=== PROBLEM STATEMENT ===
Once you have read the records below, write them all out exactly as given.
=== RECORDS SUPPLIED ===
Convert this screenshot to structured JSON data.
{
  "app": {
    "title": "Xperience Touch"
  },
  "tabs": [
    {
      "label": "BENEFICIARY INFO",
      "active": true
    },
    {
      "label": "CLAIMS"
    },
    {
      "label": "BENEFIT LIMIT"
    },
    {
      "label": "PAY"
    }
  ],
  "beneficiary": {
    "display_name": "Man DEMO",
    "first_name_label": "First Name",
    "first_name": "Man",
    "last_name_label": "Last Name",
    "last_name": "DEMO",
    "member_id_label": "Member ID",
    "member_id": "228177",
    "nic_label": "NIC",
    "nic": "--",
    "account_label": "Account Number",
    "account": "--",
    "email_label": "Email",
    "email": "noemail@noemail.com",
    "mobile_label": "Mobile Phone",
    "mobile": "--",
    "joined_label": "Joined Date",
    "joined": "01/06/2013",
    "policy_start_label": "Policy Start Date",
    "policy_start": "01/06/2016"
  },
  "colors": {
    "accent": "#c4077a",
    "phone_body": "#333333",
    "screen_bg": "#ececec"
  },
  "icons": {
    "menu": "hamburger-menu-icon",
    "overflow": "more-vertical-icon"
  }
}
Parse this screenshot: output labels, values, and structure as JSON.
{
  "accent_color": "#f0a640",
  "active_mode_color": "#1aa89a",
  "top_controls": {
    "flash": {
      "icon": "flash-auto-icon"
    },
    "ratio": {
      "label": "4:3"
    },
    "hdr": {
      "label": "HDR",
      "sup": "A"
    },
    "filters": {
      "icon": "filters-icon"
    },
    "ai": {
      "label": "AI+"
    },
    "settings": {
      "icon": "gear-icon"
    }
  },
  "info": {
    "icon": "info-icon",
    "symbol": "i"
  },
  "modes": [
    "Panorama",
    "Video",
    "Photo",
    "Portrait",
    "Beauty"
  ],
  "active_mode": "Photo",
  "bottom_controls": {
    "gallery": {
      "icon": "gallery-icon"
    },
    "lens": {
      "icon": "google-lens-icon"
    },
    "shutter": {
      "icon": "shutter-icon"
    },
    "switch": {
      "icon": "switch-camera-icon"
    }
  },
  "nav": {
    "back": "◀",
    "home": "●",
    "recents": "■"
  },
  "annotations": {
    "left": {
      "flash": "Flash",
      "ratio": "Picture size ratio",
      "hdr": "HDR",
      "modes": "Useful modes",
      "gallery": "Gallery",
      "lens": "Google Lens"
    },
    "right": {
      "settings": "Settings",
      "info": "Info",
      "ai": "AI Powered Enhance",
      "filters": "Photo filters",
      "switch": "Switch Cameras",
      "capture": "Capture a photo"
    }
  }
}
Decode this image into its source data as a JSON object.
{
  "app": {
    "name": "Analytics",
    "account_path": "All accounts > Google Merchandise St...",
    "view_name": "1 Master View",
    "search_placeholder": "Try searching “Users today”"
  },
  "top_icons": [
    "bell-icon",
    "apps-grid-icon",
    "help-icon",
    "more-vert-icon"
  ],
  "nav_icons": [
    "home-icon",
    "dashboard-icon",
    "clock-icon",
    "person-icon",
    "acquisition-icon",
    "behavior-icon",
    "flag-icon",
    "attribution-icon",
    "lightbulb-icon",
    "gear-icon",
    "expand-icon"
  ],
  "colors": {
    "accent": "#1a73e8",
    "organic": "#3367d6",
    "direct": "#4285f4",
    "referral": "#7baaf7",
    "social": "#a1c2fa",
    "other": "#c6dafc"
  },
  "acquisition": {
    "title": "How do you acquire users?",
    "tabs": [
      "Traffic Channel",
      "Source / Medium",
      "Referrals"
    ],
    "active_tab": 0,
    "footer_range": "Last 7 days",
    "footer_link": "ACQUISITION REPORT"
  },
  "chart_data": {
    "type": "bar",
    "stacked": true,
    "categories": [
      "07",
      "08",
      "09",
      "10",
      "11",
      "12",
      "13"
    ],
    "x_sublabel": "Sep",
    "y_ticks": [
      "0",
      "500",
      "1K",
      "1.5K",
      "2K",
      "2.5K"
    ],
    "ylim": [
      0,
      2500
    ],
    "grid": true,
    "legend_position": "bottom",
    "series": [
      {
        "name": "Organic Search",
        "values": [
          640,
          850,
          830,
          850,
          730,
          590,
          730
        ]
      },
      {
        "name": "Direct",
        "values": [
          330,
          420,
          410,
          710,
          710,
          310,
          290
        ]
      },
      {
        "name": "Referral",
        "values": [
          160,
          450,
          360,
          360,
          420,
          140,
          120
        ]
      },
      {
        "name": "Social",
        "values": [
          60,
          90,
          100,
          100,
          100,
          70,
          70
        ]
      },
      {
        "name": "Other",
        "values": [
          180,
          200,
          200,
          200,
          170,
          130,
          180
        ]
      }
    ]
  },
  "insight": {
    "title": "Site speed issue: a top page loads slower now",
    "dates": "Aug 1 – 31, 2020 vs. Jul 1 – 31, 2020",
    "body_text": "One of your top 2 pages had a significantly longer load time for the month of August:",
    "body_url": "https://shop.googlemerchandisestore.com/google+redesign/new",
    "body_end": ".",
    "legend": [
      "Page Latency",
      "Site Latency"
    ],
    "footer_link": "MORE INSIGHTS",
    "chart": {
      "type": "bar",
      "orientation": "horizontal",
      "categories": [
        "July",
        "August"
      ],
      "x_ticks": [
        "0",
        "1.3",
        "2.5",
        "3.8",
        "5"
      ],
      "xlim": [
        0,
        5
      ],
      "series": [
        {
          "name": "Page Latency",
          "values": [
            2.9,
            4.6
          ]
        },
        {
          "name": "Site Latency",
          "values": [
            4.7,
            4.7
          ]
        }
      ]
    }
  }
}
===
=== ANSWER TO THIS EXERCISE ===
Convert this screenshot to structured JSON data.
{
  "app": {
    "title": "Xperience Touch"
  },
  "tabs": [
    {
      "label": "BENEFICIARY INFO",
      "active": true
    },
    {
      "label": "CLAIMS"
    },
    {
      "label": "BENEFIT LIMIT"
    },
    {
      "label": "PAY"
    }
  ],
  "beneficiary": {
    "display_name": "Man DEMO",
    "first_name_label": "First Name",
    "first_name": "Man",
    "last_name_label": "Last Name",
    "last_name": "DEMO",
    "member_id_label": "Member ID",
    "member_id": "228177",
    "nic_label": "NIC",
    "nic": "--",
    "account_label": "Account Number",
    "account": "--",
    "email_label": "Email",
    "email": "noemail@noemail.com",
    "mobile_label": "Mobile Phone",
    "mobile": "--",
    "joined_label": "Joined Date",
    "joined": "01/06/2013",
    "policy_start_label": "Policy Start Date",
    "policy_start": "01/06/2016"
  },
  "colors": {
    "accent": "#c4077a",
    "phone_body": "#333333",
    "screen_bg": "#ececec"
  },
  "icons": {
    "menu": "hamburger-menu-icon",
    "overflow": "more-vertical-icon"
  }
}
Parse this screenshot: output labels, values, and structure as JSON.
{
  "accent_color": "#f0a640",
  "active_mode_color": "#1aa89a",
  "top_controls": {
    "flash": {
      "icon": "flash-auto-icon"
    },
    "ratio": {
      "label": "4:3"
    },
    "hdr": {
      "label": "HDR",
      "sup": "A"
    },
    "filters": {
      "icon": "filters-icon"
    },
    "ai": {
      "label": "AI+"
    },
    "settings": {
      "icon": "gear-icon"
    }
  },
  "info": {
    "icon": "info-icon",
    "symbol": "i"
  },
  "modes": [
    "Panorama",
    "Video",
    "Photo",
    "Portrait",
    "Beauty"
  ],
  "active_mode": "Photo",
  "bottom_controls": {
    "gallery": {
      "icon": "gallery-icon"
    },
    "lens": {
      "icon": "google-lens-icon"
    },
    "shutter": {
      "icon": "shutter-icon"
    },
    "switch": {
      "icon": "switch-camera-icon"
    }
  },
  "nav": {
    "back": "◀",
    "home": "●",
    "recents": "■"
  },
  "annotations": {
    "left": {
      "flash": "Flash",
      "ratio": "Picture size ratio",
      "hdr": "HDR",
      "modes": "Useful modes",
      "gallery": "Gallery",
      "lens": "Google Lens"
    },
    "right": {
      "settings": "Settings",
      "info": "Info",
      "ai": "AI Powered Enhance",
      "filters": "Photo filters",
      "switch": "Switch Cameras",
      "capture": "Capture a photo"
    }
  }
}
Decode this image into its source data as a JSON object.
{
  "app": {
    "name": "Analytics",
    "account_path": "All accounts > Google Merchandise St...",
    "view_name": "1 Master View",
    "search_placeholder": "Try searching “Users today”"
  },
  "top_icons": [
    "bell-icon",
    "apps-grid-icon",
    "help-icon",
    "more-vert-icon"
  ],
  "nav_icons": [
    "home-icon",
    "dashboard-icon",
    "clock-icon",
    "person-icon",
    "acquisition-icon",
    "behavior-icon",
    "flag-icon",
    "attribution-icon",
    "lightbulb-icon",
    "gear-icon",
    "expand-icon"
  ],
  "colors": {
    "accent": "#1a73e8",
    "organic": "#3367d6",
    "direct": "#4285f4",
    "referral": "#7baaf7",
    "social": "#a1c2fa",
    "other": "#c6dafc"
  },
  "acquisition": {
    "title": "How do you acquire users?",
    "tabs": [
      "Traffic Channel",
      "Source / Medium",
      "Referrals"
    ],
    "active_tab": 0,
    "footer_range": "Last 7 days",
    "footer_link": "ACQUISITION REPORT"
  },
  "chart_data": {
    "type": "bar",
    "stacked": true,
    "categories": [
      "07",
      "08",
      "09",
      "10",
      "11",
      "12",
      "13"
    ],
    "x_sublabel": "Sep",
    "y_ticks": [
      "0",
      "500",
      "1K",
      "1.5K",
      "2K",
      "2.5K"
    ],
    "ylim": [
      0,
      2500
    ],
    "grid": true,
    "legend_position": "bottom",
    "series": [
      {
        "name": "Organic Search",
        "values": [
          640,
          850,
          830,
          850,
          730,
          590,
          730
        ]
      },
      {
        "name": "Direct",
        "values": [
          330,
          420,
          410,
          710,
          710,
          310,
          290
        ]
      },
      {
        "name": "Referral",
        "values": [
          160,
          450,
          360,
          360,
          420,
          140,
          120
        ]
      },
      {
        "name": "Social",
        "values": [
          60,
          90,
          100,
          100,
          100,
          70,
          70
        ]
      },
      {
        "name": "Other",
        "values": [
          180,
          200,
          200,
          200,
          170,
          130,
          180
        ]
      }
    ]
  },
  "insight": {
    "title": "Site speed issue: a top page loads slower now",
    "dates": "Aug 1 – 31, 2020 vs. Jul 1 – 31, 2020",
    "body_text": "One of your top 2 pages had a significantly longer load time for the month of August:",
    "body_url": "https://shop.googlemerchandisestore.com/google+redesign/new",
    "body_end": ".",
    "legend": [
      "Page Latency",
      "Site Latency"
    ],
    "footer_link": "MORE INSIGHTS",
    "chart": {
      "type": "bar",
      "orientation": "horizontal",
      "categories": [
        "July",
        "August"
      ],
      "x_ticks": [
        "0",
        "1.3",
        "2.5",
        "3.8",
        "5"
      ],
      "xlim": [
        0,
        5
      ],
      "series": [
        {
          "name": "Page Latency",
          "values": [
            2.9,
            4.6
          ]
        },
        {
          "name": "Site Latency",
          "values": [
            4.7,
            4.7
          ]
        }
      ]
    }
  }
}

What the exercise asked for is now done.